[Stored entries]
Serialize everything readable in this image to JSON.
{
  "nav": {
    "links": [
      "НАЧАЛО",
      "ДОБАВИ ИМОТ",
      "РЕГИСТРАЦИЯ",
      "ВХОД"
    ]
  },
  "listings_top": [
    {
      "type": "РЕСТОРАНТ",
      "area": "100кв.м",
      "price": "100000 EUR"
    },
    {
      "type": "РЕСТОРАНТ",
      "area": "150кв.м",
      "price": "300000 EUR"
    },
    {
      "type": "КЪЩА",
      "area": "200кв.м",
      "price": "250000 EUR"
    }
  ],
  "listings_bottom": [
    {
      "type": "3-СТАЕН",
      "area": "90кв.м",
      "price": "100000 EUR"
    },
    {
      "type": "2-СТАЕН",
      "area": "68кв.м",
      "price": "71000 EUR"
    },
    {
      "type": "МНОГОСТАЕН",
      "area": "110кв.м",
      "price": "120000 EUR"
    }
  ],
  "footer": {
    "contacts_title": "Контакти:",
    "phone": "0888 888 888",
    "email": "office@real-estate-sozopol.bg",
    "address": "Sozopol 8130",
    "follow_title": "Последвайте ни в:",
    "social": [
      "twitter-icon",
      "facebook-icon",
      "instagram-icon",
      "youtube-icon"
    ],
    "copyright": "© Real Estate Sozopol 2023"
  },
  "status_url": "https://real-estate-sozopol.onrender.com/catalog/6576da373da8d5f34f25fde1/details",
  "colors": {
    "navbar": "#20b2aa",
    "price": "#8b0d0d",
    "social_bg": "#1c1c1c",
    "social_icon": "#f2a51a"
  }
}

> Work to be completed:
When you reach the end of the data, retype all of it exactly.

> Task solution:
Serialize everything readable in this image to JSON.
{
  "nav": {
    "links": [
      "НАЧАЛО",
      "ДОБАВИ ИМОТ",
      "РЕГИСТРАЦИЯ",
      "ВХОД"
    ]
  },
  "listings_top": [
    {
      "type": "РЕСТОРАНТ",
      "area": "100кв.м",
      "price": "100000 EUR"
    },
    {
      "type": "РЕСТОРАНТ",
      "area": "150кв.м",
      "price": "300000 EUR"
    },
    {
      "type": "КЪЩА",
      "area": "200кв.м",
      "price": "250000 EUR"
    }
  ],
  "listings_bottom": [
    {
      "type": "3-СТАЕН",
      "area": "90кв.м",
      "price": "100000 EUR"
    },
    {
      "type": "2-СТАЕН",
      "area": "68кв.м",
      "price": "71000 EUR"
    },
    {
      "type": "МНОГОСТАЕН",
      "area": "110кв.м",
      "price": "120000 EUR"
    }
  ],
  "footer": {
    "contacts_title": "Контакти:",
    "phone": "0888 888 888",
    "email": "office@real-estate-sozopol.bg",
    "address": "Sozopol 8130",
    "follow_title": "Последвайте ни в:",
    "social": [
      "twitter-icon",
      "facebook-icon",
      "instagram-icon",
      "youtube-icon"
    ],
    "copyright": "© Real Estate Sozopol 2023"
  },
  "status_url": "https://real-estate-sozopol.onrender.com/catalog/6576da373da8d5f34f25fde1/details",
  "colors": {
    "navbar": "#20b2aa",
    "price": "#8b0d0d",
    "social_bg": "#1c1c1c",
    "social_icon": "#f2a51a"
  }
}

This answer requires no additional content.